So here we are and up until today, I thought we were on the right track. Then this morning I got a phone call from the principal wanting to put him in an extended hours Kindergarten class for the kids who are needing a little extra help. I was all for it until she told me the focus of the class — phonics.
This is the kid who knew all his numbers, shapes, colors, and letters by the time he was three and a half. This is the kid who loves going to the library because they have the alphabet painted onto the carpet and he gets to walk on the letters while saying each one. This is the kid who fills up my driveway with chalked ABCs and who can spell the word rocket. He knows the alphabet forwards, backwards, upside down, and inside out. He knows the difference between vowels and consonants. He knows that “C” makes two different sounds. He can read street signs. He can even do this…
I really don’t think phonics is part of his set of challenges.
I pointed all this out to Ms. S. and she argued that they had had two assessments and both times his scores were low. I told her I was at one of the assessments (pre-Kindergarten with his teacher) and if the other was similar, he wasn’t answering the questions because he didn’t trust the teacher/evaluator yet, NOT because he didn’t know the answers.
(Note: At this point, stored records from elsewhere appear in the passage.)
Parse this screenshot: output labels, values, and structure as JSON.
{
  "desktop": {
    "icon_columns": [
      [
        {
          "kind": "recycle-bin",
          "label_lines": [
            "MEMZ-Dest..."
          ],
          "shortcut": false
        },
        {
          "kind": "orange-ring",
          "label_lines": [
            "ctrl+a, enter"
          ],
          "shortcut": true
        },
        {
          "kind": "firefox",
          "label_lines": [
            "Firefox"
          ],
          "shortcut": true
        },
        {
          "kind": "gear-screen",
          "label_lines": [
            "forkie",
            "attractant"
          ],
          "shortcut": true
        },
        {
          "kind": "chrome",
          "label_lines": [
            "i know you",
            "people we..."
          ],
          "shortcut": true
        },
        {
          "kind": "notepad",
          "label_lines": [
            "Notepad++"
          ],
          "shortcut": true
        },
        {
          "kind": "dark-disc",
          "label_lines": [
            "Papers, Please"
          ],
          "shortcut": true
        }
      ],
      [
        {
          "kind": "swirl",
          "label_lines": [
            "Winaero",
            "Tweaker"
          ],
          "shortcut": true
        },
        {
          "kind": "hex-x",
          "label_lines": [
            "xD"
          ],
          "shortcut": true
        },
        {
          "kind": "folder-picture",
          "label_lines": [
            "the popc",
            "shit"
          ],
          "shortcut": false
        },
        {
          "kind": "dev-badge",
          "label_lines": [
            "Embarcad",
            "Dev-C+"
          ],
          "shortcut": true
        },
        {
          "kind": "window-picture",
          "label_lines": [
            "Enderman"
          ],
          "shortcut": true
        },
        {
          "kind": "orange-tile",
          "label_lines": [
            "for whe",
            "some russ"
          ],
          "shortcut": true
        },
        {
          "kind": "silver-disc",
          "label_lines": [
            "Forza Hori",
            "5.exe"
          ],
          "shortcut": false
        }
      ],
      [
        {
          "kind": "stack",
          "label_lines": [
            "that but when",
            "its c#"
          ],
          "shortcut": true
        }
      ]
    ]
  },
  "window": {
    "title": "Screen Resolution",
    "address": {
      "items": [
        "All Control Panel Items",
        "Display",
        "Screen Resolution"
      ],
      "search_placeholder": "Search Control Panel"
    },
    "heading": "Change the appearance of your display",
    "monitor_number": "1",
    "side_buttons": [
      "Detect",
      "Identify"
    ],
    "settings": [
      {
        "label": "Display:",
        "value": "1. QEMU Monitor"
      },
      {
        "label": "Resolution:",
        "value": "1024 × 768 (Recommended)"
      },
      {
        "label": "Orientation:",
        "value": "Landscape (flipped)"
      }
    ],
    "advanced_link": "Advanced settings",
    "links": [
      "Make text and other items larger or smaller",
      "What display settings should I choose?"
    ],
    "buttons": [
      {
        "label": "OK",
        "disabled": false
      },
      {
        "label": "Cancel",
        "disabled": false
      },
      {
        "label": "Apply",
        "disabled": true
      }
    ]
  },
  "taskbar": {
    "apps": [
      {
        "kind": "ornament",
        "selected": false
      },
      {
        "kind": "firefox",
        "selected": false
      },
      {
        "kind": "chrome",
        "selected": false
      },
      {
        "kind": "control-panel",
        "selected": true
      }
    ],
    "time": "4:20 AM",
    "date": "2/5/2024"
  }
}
And then she said, “Okay, well so can I go ahead and sign him up for the class then?”
I told her again that this was not a solution for him. We know he needs special help, but NOT in phonics. He is a pretty laid-back and cheerful kid, but he’s not totally unaware. He knows there are things he can’t do that other kids can do. And I am not about to put him in a special needs class where he might start doubting his ability to do the one thing he really excels at and is really proud of himself about.
And then she said I had to come in for a meeting next week to discuss it.
So, I will. And I’m going to take these with me (click to enbiggen):
We did these yesterday. I helped him draw the snowman but all the other work is his. And as he was writing, he was naming each letter and telling me the sound it makes and a word that starts with each one. All without me prompting him. He wanted to talk about it — he can talk about letters and numbers for hours.
But Ms. S does not want to hear this. She wants to be able to put a little check next to his name on her spreadsheet so she can show the superintendent how her school is helping kids with low test scores. She doesn’t want to consider that the score might be the result of something other than knowledge of the materials. She wants to slap a label on him so he will fit into a program that has been developed from studies and statistics and averages, not on individual child needs. I do not doubt that she wants to help. But she is not an educator, she is a bureaucrat.
And I will not trust her with my kid.
What bothers me the most is that after we meet next week and I decline the class again, there will be a note somewhere in his file saying how the school tried to offer him this special program but the parents refused. Not, oh hey, the parents made some good points and after reevaluation, we decided they were right and this isn’t the program for him. No. The parents refused. Which means, the parents are unwilling to help them help him.
(Yes, mama spent the day looking into alternatives.)